You are here
A Catalyst for Change
Duluth Mayor Emily Larson receives the CEHSP Distinguished Alumni Award.
Emily Larson talks about one evening when she felt a flash of understanding. After dinner, she sat at her kitchen table studying. Her husband, Doug Zaun, and her oldest son, Gabe, were in another room. Next to her sat Eli, her son, writing out letters of the alphabet. “You know how kids are,” she says. “Eli was intent on his letters; he was so serious.”
She flipped a page of her UMD social work text and stopped. “I realized that what I was doing was for him. I was teaching him that education is serious and important, and that he could be whoever he wanted to be.” She looked at the book’s cover and that brought another thought. “I wanted to make a difference.” In fall 2017, Emily was awarded the College of Education and Human Service Professions (CEHSP) Distinguished Alumni Award for the difference she has made in Duluth and for “bringing distinction to herself and the university through her contributions to society.”
In fall 2017, Emily was awarded the College of Education and Human Service Professions (CEHSP) Distinguished Alumni Award for the difference she has made in Duluth and for “bringing distinction to herself and the university through her contributions to society.”
Her accomplishments indicate how deserving she is of the award. She was making a difference long before she arrived at UMD. After she received her social work undergrad degree from the College of St. Scholastica, she worked for CHUM, a charity assisting homeless people. After receiving her Master of Social Work degree from UMD, she went on to serve on the Duluth City Council and assisted a long list of non-profit organizations. In January of 2016, she was sworn in as mayor of Duluth.
“UMD faculty supported me all along,” she says. “I learned so much from Kathy Heltzer, Anne Tellett, and Denny Falk.”
Emily says her social work background helps her work as mayor. “It seems like an odd combination,” she says. “But it’s the perfect training ground.”

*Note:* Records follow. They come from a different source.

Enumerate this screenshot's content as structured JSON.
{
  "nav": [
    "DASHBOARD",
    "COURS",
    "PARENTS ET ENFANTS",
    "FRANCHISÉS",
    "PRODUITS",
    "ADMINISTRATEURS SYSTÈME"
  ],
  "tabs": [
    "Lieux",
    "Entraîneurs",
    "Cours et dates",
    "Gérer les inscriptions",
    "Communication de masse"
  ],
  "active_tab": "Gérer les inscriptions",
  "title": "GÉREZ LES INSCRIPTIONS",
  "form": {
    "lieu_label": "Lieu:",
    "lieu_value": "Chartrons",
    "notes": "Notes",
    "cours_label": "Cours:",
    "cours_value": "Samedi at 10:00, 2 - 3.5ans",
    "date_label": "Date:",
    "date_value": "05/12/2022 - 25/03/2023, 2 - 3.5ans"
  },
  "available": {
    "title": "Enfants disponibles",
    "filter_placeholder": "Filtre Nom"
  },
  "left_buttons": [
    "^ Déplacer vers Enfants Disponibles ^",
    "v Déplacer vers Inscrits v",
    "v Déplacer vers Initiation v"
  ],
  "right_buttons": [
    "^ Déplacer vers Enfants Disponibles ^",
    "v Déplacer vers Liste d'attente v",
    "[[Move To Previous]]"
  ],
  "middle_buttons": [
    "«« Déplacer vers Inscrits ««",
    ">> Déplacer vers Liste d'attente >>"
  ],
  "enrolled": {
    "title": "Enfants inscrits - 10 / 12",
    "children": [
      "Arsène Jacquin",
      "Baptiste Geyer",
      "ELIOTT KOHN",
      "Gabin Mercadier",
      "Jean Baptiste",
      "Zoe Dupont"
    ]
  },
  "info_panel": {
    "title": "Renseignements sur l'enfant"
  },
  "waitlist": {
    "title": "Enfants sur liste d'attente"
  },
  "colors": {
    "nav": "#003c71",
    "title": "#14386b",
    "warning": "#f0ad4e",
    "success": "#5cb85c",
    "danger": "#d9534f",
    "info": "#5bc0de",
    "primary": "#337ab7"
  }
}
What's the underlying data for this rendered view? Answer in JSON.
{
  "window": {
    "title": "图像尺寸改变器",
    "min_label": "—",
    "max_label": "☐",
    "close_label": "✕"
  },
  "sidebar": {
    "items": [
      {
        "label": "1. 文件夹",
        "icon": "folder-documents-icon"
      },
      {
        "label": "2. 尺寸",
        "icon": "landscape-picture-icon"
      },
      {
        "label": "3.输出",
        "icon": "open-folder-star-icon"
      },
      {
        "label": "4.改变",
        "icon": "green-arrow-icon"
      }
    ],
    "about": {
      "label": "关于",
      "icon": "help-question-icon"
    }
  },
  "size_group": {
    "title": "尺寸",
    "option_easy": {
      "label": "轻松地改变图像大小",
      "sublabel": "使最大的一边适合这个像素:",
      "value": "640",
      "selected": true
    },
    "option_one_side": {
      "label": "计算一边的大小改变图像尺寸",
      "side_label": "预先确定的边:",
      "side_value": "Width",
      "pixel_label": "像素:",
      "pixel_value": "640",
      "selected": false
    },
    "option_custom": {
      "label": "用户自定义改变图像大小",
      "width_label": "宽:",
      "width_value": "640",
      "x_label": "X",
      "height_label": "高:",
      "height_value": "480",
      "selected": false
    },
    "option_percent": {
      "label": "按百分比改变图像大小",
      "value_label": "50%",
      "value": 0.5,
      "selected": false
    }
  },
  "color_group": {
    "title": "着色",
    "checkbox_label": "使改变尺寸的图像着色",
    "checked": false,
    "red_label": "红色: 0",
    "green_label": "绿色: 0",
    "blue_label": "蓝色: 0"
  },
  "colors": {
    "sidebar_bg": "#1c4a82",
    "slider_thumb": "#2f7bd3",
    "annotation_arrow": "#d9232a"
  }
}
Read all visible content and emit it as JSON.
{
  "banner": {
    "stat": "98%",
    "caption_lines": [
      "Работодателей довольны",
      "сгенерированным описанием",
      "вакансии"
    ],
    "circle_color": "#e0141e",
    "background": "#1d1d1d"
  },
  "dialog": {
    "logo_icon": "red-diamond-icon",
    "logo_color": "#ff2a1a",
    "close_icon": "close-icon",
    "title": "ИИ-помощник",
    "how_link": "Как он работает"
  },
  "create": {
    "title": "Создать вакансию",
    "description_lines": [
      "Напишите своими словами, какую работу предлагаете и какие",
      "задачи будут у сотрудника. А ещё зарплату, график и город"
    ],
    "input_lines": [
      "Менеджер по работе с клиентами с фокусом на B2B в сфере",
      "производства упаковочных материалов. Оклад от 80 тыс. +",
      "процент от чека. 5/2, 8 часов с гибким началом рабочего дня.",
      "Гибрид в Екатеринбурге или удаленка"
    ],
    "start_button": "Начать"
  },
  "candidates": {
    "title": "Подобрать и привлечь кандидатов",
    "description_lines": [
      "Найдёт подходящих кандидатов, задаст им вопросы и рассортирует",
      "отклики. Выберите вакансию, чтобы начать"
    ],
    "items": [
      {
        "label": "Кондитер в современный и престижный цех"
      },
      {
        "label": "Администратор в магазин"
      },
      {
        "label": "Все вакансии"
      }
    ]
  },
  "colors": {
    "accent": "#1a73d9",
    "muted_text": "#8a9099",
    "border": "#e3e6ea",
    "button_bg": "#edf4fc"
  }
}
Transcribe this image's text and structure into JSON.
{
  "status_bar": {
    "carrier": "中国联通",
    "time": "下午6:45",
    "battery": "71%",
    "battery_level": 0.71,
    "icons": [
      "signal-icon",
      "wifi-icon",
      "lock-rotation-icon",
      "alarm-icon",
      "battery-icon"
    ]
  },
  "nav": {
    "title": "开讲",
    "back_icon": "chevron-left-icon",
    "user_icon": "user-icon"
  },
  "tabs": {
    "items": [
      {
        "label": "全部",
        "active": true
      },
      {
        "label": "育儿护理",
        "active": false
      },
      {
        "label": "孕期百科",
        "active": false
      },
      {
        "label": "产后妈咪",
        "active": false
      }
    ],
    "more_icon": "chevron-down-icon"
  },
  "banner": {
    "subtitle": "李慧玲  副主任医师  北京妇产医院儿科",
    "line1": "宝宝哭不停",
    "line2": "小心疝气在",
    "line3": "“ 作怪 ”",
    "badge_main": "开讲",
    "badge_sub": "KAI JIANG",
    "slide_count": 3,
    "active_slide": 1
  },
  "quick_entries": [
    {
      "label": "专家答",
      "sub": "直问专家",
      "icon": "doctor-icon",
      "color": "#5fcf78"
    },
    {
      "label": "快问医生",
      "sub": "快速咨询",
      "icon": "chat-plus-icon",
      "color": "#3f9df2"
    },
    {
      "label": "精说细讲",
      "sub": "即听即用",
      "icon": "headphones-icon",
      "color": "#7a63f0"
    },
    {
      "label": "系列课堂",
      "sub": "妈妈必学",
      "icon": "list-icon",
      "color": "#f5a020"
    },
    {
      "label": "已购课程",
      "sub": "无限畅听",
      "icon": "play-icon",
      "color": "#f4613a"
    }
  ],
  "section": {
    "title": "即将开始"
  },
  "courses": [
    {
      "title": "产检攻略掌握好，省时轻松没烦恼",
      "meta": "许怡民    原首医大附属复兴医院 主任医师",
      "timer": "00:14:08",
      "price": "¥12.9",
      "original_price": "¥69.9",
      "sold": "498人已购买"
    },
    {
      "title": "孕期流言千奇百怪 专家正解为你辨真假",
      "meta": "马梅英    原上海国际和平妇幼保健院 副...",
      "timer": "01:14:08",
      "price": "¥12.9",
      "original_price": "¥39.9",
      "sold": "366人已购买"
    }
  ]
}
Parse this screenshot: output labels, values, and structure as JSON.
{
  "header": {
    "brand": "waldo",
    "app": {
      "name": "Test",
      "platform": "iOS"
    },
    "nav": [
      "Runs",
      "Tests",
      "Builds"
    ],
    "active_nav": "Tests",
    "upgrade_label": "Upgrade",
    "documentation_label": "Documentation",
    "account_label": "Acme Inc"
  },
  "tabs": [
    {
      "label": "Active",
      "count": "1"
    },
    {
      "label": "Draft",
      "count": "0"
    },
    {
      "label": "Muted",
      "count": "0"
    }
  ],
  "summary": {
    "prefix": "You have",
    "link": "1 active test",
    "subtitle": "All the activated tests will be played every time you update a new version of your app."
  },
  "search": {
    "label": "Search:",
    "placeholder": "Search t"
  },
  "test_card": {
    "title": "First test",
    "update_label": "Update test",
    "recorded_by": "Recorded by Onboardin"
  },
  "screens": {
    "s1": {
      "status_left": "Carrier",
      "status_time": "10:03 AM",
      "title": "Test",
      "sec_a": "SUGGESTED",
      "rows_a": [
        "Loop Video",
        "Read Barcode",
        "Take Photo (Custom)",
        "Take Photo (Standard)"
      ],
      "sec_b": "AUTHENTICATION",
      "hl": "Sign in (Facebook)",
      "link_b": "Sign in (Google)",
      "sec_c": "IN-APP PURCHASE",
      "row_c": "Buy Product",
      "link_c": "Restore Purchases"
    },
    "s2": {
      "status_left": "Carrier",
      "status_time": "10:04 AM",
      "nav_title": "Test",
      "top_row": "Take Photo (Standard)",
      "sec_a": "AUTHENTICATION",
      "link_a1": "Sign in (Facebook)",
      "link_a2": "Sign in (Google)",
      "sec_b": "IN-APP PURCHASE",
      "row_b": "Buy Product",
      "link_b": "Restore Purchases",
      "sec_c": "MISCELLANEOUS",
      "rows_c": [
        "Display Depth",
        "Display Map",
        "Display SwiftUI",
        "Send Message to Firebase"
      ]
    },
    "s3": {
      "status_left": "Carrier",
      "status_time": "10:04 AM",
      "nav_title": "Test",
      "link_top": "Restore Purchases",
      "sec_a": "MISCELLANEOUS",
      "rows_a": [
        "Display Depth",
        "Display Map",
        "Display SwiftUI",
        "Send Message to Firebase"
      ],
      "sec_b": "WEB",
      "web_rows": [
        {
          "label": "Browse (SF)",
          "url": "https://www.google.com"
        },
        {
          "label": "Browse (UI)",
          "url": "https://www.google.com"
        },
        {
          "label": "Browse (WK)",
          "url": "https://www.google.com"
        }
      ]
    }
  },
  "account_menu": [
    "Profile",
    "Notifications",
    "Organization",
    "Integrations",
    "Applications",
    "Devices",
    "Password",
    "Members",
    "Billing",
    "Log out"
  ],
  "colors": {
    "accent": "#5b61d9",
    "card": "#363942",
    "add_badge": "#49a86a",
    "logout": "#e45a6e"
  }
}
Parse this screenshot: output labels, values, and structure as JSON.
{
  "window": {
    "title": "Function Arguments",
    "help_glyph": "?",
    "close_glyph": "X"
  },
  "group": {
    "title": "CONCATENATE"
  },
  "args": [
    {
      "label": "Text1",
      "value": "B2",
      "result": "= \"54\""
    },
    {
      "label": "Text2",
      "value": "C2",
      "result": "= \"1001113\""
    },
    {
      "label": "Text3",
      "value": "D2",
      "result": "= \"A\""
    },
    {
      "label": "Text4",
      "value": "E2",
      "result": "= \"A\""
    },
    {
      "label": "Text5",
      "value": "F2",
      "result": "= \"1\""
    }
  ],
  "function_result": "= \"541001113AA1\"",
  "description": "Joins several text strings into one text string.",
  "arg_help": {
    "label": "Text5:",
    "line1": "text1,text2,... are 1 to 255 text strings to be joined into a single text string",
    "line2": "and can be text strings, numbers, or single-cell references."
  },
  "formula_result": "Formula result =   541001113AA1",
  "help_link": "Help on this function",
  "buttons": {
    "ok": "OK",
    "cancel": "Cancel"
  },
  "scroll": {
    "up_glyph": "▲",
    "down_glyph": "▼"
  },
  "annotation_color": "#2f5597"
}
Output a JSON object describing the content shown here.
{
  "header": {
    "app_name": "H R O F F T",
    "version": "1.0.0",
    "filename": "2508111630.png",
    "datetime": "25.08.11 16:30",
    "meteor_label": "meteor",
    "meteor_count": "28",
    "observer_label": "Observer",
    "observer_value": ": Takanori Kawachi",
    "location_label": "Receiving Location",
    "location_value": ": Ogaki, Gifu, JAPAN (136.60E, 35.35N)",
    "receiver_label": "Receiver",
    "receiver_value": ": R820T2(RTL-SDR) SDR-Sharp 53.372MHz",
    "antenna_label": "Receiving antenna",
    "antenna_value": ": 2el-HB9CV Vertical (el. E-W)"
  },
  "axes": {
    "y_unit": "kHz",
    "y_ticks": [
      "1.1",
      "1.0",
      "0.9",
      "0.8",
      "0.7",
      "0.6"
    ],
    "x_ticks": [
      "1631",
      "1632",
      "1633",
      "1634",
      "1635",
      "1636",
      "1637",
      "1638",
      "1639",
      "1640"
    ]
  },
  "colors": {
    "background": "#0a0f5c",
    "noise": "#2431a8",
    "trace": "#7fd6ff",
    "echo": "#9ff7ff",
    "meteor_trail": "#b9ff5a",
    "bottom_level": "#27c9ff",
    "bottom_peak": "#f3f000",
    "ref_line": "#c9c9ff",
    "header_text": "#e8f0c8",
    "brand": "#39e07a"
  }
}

She compares a family in crisis with political issues. “You have the same steps,” she says. “You have to understand the issue, identify the challenges, and plan for success. It doesn’t always work, so you have to revisit the situation along the way.” She lists Duluth issues. “Safe neighborhoods, economic development, infrastructure repair, and energy independence… All the players may not be on board but you have to move forward.”
There are social work traits that Emily relies on, “I try to be a good listener, to listen way more than I speak.” That leads to good relationships.
“There are times I have to sit with discomfort,” she says. She credits the UMD social work program for teaching her that skill. “It's powerful, because it creates a space for other voices.”
And to Emily, the other voices are key to her ability to make a difference.